Immigration issues and proposed solutions divide Congress as much as any other issues these days, and this may be the last of the issues to be resolved if a compromise can be crafted.

A Vote to Replace Speaker McCarthy.

There has been discussion in some circles all year about the possibility of Speaker McCarthy losing his job. As we mention above, if the Speaker tries to pass any Senate-approved funding bill, he would anger a handful of House Republicans who have threatened to call for a vote to replace him if he follows that course. If there was a vote, the Speaker would likely lose his job unless a few Democrats unexpectedly decided to support him or skip the vote. If he loses the vote, House Republicans would have to select another speaker and there aren’t that many obvious candidates who could unite the various factions of the party. House Majority Leader Steve Scalise (R-LA) could be a viable alternative, but he has been dealing with serious health challenges (a cancer diagnosis). Congressmen Patrick McHenry (R-NC), Kevin Hern (R-OK), Tom Emmer (R-MN), Byron Donalds (R-FL) and Jim Jordan (R-OH) could be options.

We see no obvious alternative who would make House Republicans much happier.

The CIO View.

We asked our colleague in the Chief Investment Office, Tom McLoughlin, about his views on how the shutdown will affect financial markets, and he said the following: “The historical data from prior shutdowns suggests a limited impact.
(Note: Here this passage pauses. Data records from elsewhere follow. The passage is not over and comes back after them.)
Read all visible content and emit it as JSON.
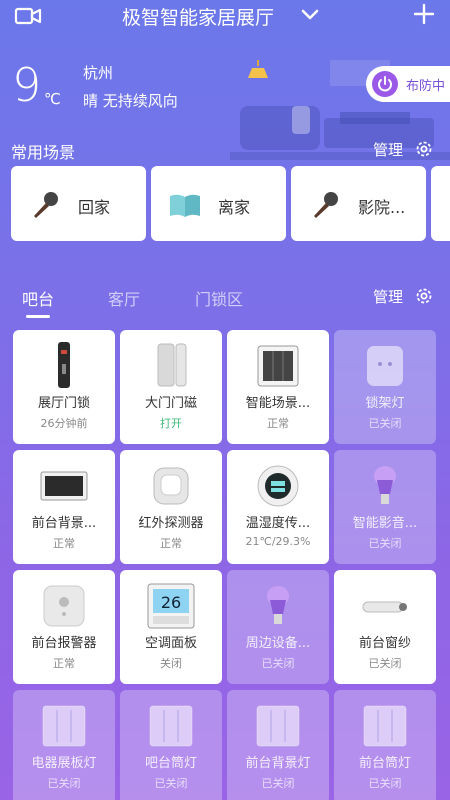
{
  "header": {
    "title": "极智智能家居展厅"
  },
  "weather": {
    "temperature": "9",
    "unit": "℃",
    "city": "杭州",
    "condition": "晴 无持续风向"
  },
  "arm": {
    "label": "布防中"
  },
  "scenes": {
    "title": "常用场景",
    "manage_label": "管理",
    "items": [
      {
        "label": "回家",
        "icon": "microphone-icon"
      },
      {
        "label": "离家",
        "icon": "book-icon"
      },
      {
        "label": "影院...",
        "icon": "microphone-icon"
      }
    ]
  },
  "rooms": {
    "tabs": [
      {
        "label": "吧台",
        "active": true
      },
      {
        "label": "客厅",
        "active": false
      },
      {
        "label": "门锁区",
        "active": false
      }
    ],
    "manage_label": "管理"
  },
  "devices": [
    {
      "name": "展厅门锁",
      "status": "26分钟前",
      "on": true,
      "icon": "door-lock-icon"
    },
    {
      "name": "大门门磁",
      "status": "打开",
      "on": true,
      "icon": "door-sensor-icon",
      "status_color": "#3cb878"
    },
    {
      "name": "智能场景...",
      "status": "正常",
      "on": true,
      "icon": "scene-panel-icon"
    },
    {
      "name": "锁架灯",
      "status": "已关闭",
      "on": false,
      "icon": "smart-plug-icon"
    },
    {
      "name": "前台背景...",
      "status": "正常",
      "on": true,
      "icon": "display-panel-icon"
    },
    {
      "name": "红外探测器",
      "status": "正常",
      "on": true,
      "icon": "infrared-sensor-icon"
    },
    {
      "name": "温湿度传...",
      "status": "21℃/29.3%",
      "on": true,
      "icon": "thermometer-icon"
    },
    {
      "name": "智能影音...",
      "status": "已关闭",
      "on": false,
      "icon": "bulb-icon"
    },
    {
      "name": "前台报警器",
      "status": "正常",
      "on": true,
      "icon": "alarm-icon"
    },
    {
      "name": "空调面板",
      "status": "关闭",
      "on": true,
      "icon": "thermostat-icon"
    },
    {
      "name": "周边设备...",
      "status": "已关闭",
      "on": false,
      "icon": "bulb-icon"
    },
    {
      "name": "前台窗纱",
      "status": "已关闭",
      "on": true,
      "icon": "curtain-motor-icon"
    },
    {
      "name": "电器展板灯",
      "status": "已关闭",
      "on": false,
      "icon": "light-switch-icon"
    },
    {
      "name": "吧台筒灯",
      "status": "已关闭",
      "on": false,
      "icon": "light-switch-icon"
    },
    {
      "name": "前台背景灯",
      "status": "已关闭",
      "on": false,
      "icon": "light-switch-icon"
    },
    {
      "name": "前台筒灯",
      "status": "已关闭",
      "on": false,
      "icon": "light-switch-icon"
    }
  ],
  "thermostat_display": "26"
}
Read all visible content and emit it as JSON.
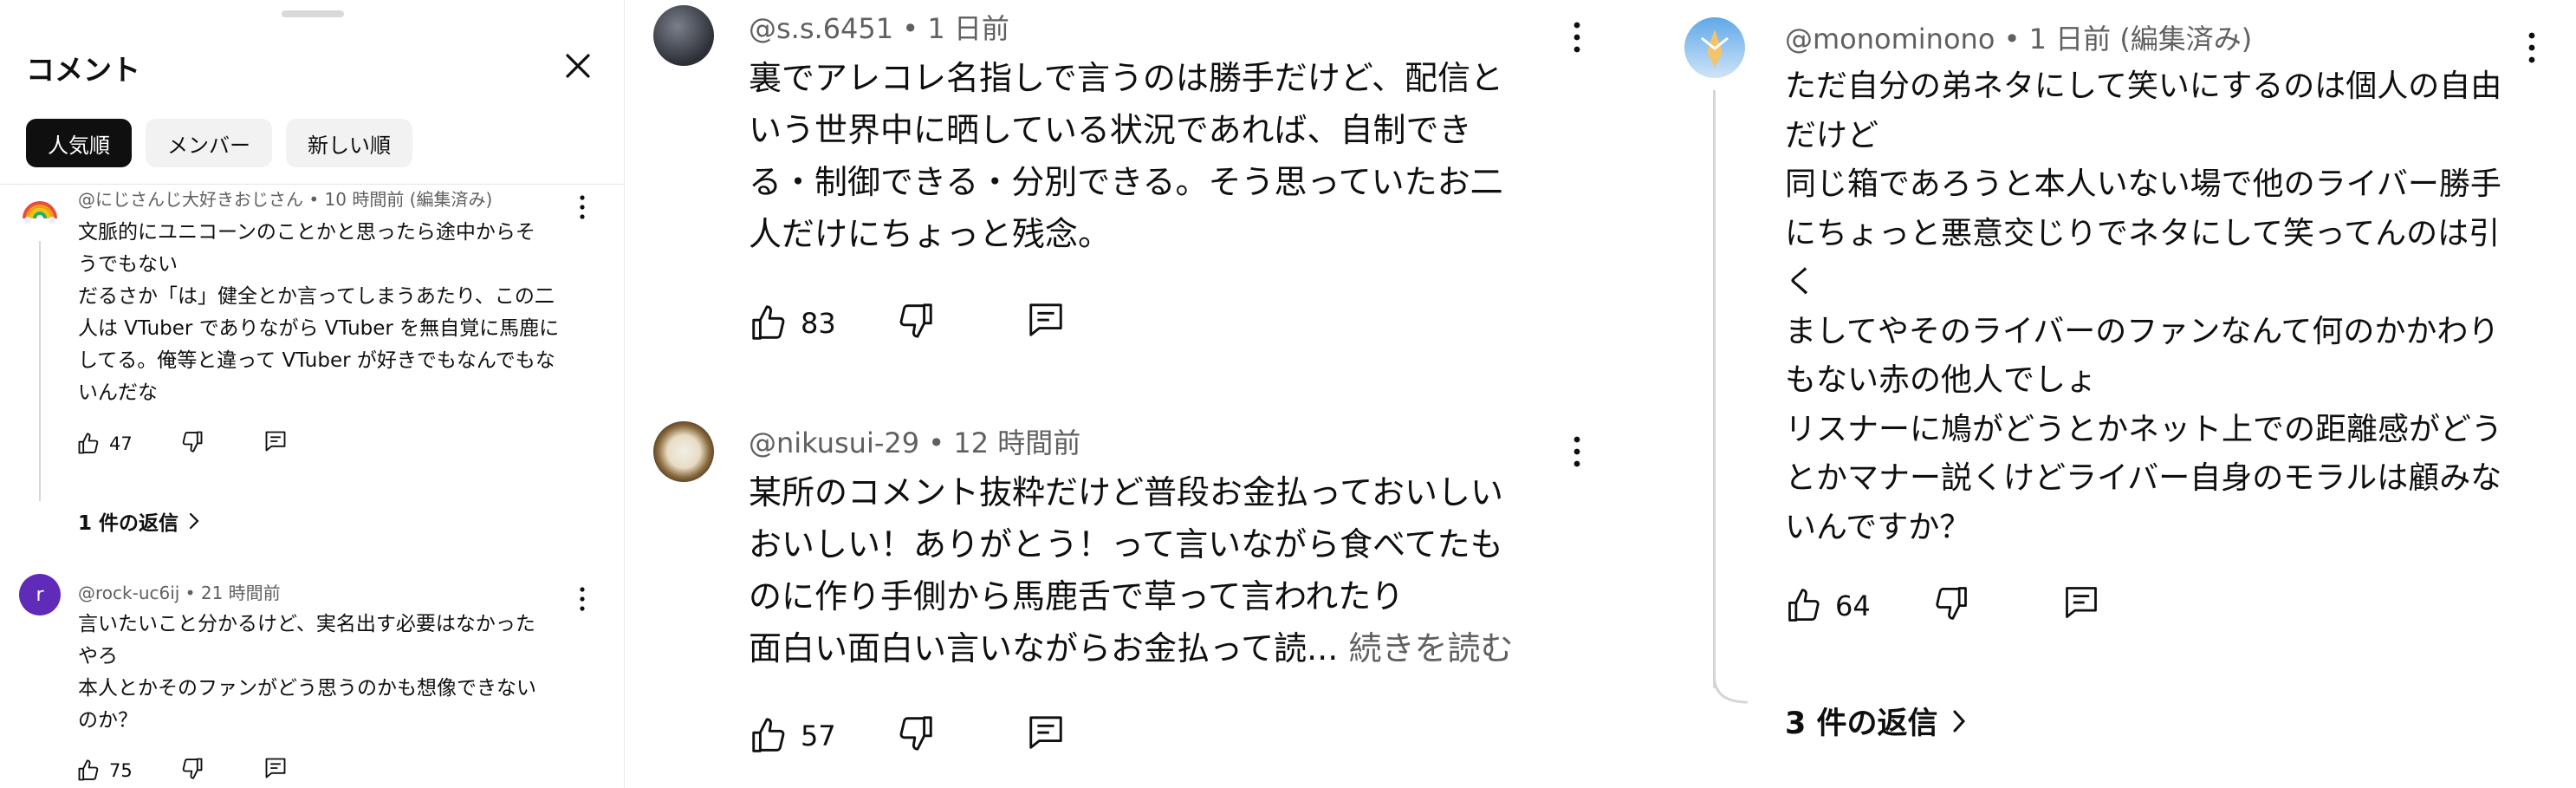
{
  "panel_left": {
    "title": "コメント",
    "tabs": [
      "人気順",
      "メンバー",
      "新しい順"
    ],
    "comments": [
      {
        "author": "@にじさんじ大好きおじさん",
        "time": "10 時間前 (編集済み)",
        "lines": [
          "文脈的にユニコーンのことかと思ったら途中からそ",
          "うでもない",
          "だるさか「は」健全とか言ってしまうあたり、この二",
          "人は VTuber でありながら VTuber を無自覚に馬鹿に",
          "してる。俺等と違って VTuber が好きでもなんでもな",
          "いんだな"
        ],
        "likes": "47",
        "replies": "1 件の返信"
      },
      {
        "author": "@rock-uc6ij",
        "time": "21 時間前",
        "avatar_letter": "r",
        "lines": [
          "言いたいこと分かるけど、実名出す必要はなかった",
          "やろ",
          "本人とかそのファンがどう思うのかも想像できない",
          "のか？"
        ],
        "likes": "75"
      }
    ]
  },
  "panel_middle": {
    "comments": [
      {
        "author": "@s.s.6451",
        "time": "1 日前",
        "lines": [
          "裏でアレコレ名指しで言うのは勝手だけど、配信と",
          "いう世界中に晒している状況であれば、自制でき",
          "る・制御できる・分別できる。そう思っていたお二",
          "人だけにちょっと残念。"
        ],
        "likes": "83"
      },
      {
        "author": "@nikusui-29",
        "time": "12 時間前",
        "lines": [
          "某所のコメント抜粋だけど普段お金払っておいしい",
          "おいしい！ありがとう！って言いながら食べてたも",
          "のに作り手側から馬鹿舌で草って言われたり",
          "面白い面白い言いながらお金払って読..."
        ],
        "read_more": "続きを読む",
        "likes": "57"
      }
    ]
  },
  "panel_right": {
    "comments": [
      {
        "author": "@monominono",
        "time": "1 日前 (編集済み)",
        "lines": [
          "ただ自分の弟ネタにして笑いにするのは個人の自由",
          "だけど",
          "同じ箱であろうと本人いない場で他のライバー勝手",
          "にちょっと悪意交じりでネタにして笑ってんのは引",
          "く",
          "ましてやそのライバーのファンなんて何のかかわり",
          "もない赤の他人でしょ",
          "リスナーに鳩がどうとかネット上での距離感がどう",
          "とかマナー説くけどライバー自身のモラルは顧みな",
          "いんですか？"
        ],
        "likes": "64",
        "replies": "3 件の返信"
      }
    ]
  },
  "icons": {
    "close": "close-icon",
    "kebab": "more-vert-icon",
    "like": "thumb-up-icon",
    "dislike": "thumb-down-icon",
    "reply": "reply-comment-icon",
    "chevron": "chevron-right-icon"
  },
  "colors": {
    "text": "#0f0f0f",
    "meta": "#606060",
    "chip_active_bg": "#0f0f0f",
    "chip_bg": "#f2f2f2",
    "avatar_r": "#5f2bb8"
  }
}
Market reactions this week and next week are more closely tied to inflation expectations and Fed monetary policy. The macroeconomic impact is limited unless the shutdown extends more than a couple of weeks – when the absence of federal government paychecks and the inevitable travel snafus begin to bite.”

For more, see Washington Weekly: Fight Over a Government Shutdown , U.S. Office of Public Policy, 29 September 2023.

Approval Date: 9/29/2023 Expiration: 9/30/2024 Review Code: IS2305848